### Description of the task
Once the line with "Enumerate this screenshot's" is found, repeat exactly that line and every one after it until the data below ends, including the last line.
────────
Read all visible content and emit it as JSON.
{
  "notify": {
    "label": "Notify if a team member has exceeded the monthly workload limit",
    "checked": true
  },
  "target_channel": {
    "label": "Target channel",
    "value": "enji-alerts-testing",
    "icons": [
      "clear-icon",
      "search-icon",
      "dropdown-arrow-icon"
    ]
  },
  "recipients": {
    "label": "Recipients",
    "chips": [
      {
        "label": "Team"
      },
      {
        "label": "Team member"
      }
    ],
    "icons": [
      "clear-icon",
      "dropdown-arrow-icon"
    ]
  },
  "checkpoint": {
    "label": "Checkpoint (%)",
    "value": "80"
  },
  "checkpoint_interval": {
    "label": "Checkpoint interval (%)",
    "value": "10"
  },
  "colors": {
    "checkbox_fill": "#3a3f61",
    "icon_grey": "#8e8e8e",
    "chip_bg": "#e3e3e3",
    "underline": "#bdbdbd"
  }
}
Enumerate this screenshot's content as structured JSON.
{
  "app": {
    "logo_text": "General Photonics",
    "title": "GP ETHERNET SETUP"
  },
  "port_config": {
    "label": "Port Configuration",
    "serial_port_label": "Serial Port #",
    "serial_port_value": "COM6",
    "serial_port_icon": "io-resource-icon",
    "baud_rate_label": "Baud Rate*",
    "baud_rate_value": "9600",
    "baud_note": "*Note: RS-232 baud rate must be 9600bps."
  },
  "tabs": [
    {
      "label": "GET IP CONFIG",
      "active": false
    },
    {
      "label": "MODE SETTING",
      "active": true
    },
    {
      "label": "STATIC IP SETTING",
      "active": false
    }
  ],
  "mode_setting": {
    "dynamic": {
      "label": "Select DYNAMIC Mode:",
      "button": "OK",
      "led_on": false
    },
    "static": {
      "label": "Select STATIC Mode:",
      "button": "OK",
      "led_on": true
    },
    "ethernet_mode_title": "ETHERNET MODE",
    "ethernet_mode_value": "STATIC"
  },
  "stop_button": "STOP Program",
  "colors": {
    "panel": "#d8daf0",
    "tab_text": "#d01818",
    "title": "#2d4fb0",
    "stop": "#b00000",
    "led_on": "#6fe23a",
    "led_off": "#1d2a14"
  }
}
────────
### Task result
Enumerate this screenshot's content as structured JSON.
{
  "app": {
    "logo_text": "General Photonics",
    "title": "GP ETHERNET SETUP"
  },
  "port_config": {
    "label": "Port Configuration",
    "serial_port_label": "Serial Port #",
    "serial_port_value": "COM6",
    "serial_port_icon": "io-resource-icon",
    "baud_rate_label": "Baud Rate*",
    "baud_rate_value": "9600",
    "baud_note": "*Note: RS-232 baud rate must be 9600bps."
  },
  "tabs": [
    {
      "label": "GET IP CONFIG",
      "active": false
    },
    {
      "label": "MODE SETTING",
      "active": true
    },
    {
      "label": "STATIC IP SETTING",
      "active": false
    }
  ],
  "mode_setting": {
    "dynamic": {
      "label": "Select DYNAMIC Mode:",
      "button": "OK",
      "led_on": false
    },
    "static": {
      "label": "Select STATIC Mode:",
      "button": "OK",
      "led_on": true
    },
    "ethernet_mode_title": "ETHERNET MODE",
    "ethernet_mode_value": "STATIC"
  },
  "stop_button": "STOP Program",
  "colors": {
    "panel": "#d8daf0",
    "tab_text": "#d01818",
    "title": "#2d4fb0",
    "stop": "#b00000",
    "led_on": "#6fe23a",
    "led_off": "#1d2a14"
  }
}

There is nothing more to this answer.